▶ [TASK STATEMENT] Repeat the records below word for word.

▶ [ENTRIES SUPPLIED]
--- START ---

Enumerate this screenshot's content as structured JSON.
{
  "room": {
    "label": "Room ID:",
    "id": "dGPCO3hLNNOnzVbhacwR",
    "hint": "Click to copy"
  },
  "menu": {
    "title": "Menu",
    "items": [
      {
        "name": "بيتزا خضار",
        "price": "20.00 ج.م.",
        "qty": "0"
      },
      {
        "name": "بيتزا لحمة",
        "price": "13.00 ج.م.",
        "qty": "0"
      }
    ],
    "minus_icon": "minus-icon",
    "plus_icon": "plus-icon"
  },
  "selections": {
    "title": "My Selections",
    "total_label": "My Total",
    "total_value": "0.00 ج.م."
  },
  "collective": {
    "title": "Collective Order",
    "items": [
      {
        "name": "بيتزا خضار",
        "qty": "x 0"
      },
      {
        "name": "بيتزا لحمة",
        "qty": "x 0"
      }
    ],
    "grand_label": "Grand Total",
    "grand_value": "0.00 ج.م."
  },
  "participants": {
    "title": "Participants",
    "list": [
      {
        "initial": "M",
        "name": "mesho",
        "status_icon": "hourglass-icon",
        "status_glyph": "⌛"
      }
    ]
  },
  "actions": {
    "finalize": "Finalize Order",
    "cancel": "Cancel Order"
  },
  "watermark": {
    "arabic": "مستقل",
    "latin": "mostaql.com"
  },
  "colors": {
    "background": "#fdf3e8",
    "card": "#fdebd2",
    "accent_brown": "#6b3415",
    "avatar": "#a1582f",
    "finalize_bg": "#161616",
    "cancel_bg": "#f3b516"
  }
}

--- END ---

▶ [WRITTEN ANSWER]
Enumerate this screenshot's content as structured JSON.
{
  "room": {
    "label": "Room ID:",
    "id": "dGPCO3hLNNOnzVbhacwR",
    "hint": "Click to copy"
  },
  "menu": {
    "title": "Menu",
    "items": [
      {
        "name": "بيتزا خضار",
        "price": "20.00 ج.م.",
        "qty": "0"
      },
      {
        "name": "بيتزا لحمة",
        "price": "13.00 ج.م.",
        "qty": "0"
      }
    ],
    "minus_icon": "minus-icon",
    "plus_icon": "plus-icon"
  },
  "selections": {
    "title": "My Selections",
    "total_label": "My Total",
    "total_value": "0.00 ج.م."
  },
  "collective": {
    "title": "Collective Order",
    "items": [
      {
        "name": "بيتزا خضار",
        "qty": "x 0"
      },
      {
        "name": "بيتزا لحمة",
        "qty": "x 0"
      }
    ],
    "grand_label": "Grand Total",
    "grand_value": "0.00 ج.م."
  },
  "participants": {
    "title": "Participants",
    "list": [
      {
        "initial": "M",
        "name": "mesho",
        "status_icon": "hourglass-icon",
        "status_glyph": "⌛"
      }
    ]
  },
  "actions": {
    "finalize": "Finalize Order",
    "cancel": "Cancel Order"
  },
  "watermark": {
    "arabic": "مستقل",
    "latin": "mostaql.com"
  },
  "colors": {
    "background": "#fdf3e8",
    "card": "#fdebd2",
    "accent_brown": "#6b3415",
    "avatar": "#a1582f",
    "finalize_bg": "#161616",
    "cancel_bg": "#f3b516"
  }
}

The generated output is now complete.